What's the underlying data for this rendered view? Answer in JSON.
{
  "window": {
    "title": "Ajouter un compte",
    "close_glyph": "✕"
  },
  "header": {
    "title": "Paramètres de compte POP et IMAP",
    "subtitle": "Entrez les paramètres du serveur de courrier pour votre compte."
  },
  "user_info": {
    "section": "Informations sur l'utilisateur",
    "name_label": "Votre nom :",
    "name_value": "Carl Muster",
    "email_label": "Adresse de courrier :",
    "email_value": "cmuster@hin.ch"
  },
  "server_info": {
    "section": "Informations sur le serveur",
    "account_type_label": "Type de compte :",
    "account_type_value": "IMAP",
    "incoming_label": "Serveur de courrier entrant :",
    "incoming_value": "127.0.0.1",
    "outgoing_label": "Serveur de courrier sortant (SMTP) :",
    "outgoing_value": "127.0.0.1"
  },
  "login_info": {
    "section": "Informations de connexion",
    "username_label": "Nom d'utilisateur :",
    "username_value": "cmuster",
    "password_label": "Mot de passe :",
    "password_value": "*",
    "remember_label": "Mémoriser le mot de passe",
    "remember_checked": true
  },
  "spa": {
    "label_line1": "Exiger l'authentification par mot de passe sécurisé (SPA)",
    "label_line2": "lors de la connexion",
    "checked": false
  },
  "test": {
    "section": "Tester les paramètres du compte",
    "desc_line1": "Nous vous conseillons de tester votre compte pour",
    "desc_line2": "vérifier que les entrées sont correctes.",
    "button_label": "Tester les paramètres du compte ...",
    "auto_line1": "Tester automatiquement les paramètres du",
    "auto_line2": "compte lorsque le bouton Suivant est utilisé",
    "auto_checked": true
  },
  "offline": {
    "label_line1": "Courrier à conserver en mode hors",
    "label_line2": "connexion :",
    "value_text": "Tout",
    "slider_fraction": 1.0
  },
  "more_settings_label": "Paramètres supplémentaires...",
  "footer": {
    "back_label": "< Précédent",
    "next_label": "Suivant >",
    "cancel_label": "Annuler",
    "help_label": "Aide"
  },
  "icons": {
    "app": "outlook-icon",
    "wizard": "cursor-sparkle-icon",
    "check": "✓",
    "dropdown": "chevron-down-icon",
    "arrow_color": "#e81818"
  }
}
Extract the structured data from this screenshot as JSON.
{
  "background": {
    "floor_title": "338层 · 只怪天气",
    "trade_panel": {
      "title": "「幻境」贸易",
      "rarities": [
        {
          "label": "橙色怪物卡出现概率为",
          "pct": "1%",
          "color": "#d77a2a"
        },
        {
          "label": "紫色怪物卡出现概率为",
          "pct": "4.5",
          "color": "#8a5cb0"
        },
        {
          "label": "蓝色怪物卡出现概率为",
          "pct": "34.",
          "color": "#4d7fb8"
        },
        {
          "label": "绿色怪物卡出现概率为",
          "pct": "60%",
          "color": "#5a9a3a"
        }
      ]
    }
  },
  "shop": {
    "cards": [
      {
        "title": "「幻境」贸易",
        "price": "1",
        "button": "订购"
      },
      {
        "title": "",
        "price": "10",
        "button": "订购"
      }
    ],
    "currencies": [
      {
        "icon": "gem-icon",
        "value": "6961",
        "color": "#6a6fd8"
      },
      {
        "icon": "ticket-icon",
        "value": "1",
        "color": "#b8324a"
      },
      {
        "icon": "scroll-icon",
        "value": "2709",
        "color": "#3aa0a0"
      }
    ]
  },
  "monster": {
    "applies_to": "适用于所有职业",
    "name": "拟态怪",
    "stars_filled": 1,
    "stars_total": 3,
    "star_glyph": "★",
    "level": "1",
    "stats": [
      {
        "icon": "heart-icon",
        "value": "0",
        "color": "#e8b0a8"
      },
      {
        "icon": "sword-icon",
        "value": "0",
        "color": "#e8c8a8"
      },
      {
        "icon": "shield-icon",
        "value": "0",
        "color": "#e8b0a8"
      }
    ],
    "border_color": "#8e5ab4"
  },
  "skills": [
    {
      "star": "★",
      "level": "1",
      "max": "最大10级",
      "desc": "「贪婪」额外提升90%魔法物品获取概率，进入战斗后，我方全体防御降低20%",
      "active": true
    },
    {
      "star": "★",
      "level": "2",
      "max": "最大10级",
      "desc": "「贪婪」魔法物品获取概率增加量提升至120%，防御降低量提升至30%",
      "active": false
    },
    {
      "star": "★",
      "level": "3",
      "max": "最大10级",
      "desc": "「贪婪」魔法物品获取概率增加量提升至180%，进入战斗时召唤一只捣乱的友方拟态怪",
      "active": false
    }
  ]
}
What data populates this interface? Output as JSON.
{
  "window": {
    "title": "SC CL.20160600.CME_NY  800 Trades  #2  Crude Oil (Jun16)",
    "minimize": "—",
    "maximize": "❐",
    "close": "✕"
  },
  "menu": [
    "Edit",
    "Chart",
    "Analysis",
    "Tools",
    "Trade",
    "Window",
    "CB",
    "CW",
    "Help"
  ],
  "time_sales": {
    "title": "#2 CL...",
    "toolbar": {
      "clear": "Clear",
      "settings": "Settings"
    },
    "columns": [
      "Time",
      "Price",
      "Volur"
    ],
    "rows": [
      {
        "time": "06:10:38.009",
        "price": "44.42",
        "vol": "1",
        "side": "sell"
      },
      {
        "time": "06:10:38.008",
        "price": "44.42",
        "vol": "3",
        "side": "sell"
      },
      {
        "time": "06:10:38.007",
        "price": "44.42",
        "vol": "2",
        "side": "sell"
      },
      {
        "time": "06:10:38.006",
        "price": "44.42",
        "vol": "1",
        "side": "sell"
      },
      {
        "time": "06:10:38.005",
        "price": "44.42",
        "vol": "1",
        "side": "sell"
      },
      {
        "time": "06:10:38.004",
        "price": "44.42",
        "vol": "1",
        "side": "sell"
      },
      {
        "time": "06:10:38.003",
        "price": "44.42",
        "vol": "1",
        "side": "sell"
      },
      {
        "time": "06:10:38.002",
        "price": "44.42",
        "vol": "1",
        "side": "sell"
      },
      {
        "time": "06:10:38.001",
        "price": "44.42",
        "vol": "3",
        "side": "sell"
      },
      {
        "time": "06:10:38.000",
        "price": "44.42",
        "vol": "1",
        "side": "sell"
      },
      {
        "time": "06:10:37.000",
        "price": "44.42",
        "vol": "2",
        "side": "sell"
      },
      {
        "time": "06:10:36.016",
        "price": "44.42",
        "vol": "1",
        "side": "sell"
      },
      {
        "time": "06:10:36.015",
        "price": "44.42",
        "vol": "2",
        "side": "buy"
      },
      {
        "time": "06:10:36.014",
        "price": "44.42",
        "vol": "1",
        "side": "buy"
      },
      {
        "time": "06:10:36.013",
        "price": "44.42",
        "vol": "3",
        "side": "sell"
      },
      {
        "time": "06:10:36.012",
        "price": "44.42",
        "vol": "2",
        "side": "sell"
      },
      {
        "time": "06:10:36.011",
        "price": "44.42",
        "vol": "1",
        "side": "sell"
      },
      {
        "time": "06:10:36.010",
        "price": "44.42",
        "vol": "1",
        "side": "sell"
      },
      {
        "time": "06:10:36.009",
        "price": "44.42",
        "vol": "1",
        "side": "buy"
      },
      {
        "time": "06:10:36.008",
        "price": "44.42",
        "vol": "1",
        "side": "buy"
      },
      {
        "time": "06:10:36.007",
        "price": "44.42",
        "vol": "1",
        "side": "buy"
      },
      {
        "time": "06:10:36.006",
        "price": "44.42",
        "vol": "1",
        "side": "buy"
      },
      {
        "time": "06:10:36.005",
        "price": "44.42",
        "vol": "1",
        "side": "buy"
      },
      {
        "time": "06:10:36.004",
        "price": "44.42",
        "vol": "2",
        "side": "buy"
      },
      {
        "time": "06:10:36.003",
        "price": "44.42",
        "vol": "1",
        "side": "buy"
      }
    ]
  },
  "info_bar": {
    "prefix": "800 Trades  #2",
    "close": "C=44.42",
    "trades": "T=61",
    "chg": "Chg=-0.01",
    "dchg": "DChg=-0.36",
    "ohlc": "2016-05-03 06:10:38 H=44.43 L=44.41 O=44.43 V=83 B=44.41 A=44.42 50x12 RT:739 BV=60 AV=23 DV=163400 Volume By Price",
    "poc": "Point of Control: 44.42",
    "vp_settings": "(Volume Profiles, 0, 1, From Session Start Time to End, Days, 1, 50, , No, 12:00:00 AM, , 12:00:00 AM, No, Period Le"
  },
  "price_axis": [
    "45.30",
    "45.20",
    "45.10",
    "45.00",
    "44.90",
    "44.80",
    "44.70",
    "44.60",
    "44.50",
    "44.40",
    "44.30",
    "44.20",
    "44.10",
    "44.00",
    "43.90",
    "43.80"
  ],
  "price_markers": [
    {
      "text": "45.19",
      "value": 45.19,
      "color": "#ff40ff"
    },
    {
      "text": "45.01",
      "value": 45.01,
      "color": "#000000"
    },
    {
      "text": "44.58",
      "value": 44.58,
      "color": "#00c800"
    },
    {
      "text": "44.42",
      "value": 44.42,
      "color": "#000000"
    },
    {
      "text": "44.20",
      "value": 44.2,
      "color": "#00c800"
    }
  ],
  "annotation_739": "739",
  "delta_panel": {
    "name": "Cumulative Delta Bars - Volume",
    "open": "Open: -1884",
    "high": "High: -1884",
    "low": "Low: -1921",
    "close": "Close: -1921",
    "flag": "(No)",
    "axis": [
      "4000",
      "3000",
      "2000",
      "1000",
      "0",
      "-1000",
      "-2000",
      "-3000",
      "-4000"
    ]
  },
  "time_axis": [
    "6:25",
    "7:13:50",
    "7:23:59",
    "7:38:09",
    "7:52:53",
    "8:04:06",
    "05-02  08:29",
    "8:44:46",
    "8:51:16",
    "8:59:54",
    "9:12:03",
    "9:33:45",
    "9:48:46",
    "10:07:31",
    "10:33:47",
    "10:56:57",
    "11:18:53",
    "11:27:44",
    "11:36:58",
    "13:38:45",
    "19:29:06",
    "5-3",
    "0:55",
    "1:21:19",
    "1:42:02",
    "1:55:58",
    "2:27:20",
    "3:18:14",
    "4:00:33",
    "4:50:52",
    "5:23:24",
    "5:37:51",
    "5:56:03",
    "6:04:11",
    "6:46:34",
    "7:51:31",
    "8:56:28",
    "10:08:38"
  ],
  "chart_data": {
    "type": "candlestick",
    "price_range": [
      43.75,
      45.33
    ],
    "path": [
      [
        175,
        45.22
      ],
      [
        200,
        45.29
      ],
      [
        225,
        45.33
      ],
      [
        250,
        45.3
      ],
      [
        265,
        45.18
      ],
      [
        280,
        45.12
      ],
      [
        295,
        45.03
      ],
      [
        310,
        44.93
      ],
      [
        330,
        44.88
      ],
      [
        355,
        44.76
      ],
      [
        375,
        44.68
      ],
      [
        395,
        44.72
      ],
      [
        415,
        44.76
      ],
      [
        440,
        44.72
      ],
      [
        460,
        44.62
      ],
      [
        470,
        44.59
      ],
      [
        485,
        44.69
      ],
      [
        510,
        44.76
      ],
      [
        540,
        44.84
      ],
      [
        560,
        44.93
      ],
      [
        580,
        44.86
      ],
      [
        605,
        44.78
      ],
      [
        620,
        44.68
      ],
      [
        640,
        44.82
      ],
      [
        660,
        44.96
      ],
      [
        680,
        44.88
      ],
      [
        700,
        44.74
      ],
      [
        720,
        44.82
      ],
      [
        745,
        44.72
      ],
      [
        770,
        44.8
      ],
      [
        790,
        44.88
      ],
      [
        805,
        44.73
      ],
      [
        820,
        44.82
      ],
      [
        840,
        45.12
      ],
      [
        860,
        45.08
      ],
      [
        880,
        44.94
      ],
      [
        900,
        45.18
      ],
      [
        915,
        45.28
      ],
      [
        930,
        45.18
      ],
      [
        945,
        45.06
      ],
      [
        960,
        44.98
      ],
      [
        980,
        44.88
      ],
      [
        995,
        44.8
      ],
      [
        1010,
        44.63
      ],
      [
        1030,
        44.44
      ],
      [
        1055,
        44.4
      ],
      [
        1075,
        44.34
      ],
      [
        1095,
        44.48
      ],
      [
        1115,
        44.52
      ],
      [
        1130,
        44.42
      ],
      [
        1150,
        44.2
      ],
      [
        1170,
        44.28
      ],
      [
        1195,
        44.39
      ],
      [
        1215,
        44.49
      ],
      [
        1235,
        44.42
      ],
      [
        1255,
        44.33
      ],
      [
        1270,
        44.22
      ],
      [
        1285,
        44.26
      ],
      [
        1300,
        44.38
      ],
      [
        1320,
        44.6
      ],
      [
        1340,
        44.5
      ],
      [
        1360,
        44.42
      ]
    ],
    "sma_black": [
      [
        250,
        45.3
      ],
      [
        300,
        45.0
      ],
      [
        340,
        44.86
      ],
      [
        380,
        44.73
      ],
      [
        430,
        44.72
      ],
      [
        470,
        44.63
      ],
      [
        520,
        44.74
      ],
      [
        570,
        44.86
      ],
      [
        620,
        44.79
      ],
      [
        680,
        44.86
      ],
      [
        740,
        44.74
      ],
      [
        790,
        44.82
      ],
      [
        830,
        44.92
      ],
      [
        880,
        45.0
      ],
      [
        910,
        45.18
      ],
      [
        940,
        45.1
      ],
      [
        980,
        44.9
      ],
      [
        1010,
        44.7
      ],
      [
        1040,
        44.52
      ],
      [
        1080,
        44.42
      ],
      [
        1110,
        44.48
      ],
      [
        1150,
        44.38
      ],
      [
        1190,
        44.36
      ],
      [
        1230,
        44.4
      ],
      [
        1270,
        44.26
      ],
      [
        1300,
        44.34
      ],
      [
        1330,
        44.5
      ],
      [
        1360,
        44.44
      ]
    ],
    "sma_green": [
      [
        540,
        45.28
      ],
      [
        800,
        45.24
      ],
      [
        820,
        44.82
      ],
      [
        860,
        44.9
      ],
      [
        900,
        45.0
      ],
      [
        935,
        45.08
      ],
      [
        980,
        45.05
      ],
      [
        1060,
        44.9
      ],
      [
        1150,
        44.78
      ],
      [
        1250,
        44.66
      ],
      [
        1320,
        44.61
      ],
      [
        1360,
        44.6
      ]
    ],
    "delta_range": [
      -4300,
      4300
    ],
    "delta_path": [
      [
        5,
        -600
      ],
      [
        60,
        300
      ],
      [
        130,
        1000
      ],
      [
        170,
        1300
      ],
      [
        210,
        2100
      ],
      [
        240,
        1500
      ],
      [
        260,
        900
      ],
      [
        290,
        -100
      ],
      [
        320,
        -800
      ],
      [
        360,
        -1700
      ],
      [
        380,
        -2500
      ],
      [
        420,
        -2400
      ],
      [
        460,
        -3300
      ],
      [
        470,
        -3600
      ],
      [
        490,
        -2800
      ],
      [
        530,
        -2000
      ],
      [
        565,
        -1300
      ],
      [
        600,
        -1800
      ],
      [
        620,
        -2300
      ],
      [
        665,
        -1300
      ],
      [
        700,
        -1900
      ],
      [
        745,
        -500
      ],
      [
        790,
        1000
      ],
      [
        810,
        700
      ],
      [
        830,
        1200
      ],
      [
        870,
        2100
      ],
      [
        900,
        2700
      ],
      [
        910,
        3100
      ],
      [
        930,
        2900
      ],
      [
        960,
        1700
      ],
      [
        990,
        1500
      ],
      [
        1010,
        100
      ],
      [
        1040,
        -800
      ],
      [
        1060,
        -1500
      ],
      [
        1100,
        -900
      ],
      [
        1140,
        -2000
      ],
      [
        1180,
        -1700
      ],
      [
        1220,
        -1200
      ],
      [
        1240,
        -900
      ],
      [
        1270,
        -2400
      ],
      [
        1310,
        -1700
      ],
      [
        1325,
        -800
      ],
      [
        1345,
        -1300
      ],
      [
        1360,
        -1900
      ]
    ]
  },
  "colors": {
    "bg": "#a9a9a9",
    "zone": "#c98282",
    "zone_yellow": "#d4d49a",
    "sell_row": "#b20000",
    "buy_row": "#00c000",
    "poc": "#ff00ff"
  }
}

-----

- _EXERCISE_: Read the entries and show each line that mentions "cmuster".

- _WORKED SOLUTION_:
    "email_value": "cmuster@hin.ch"
    "username_value": "cmuster",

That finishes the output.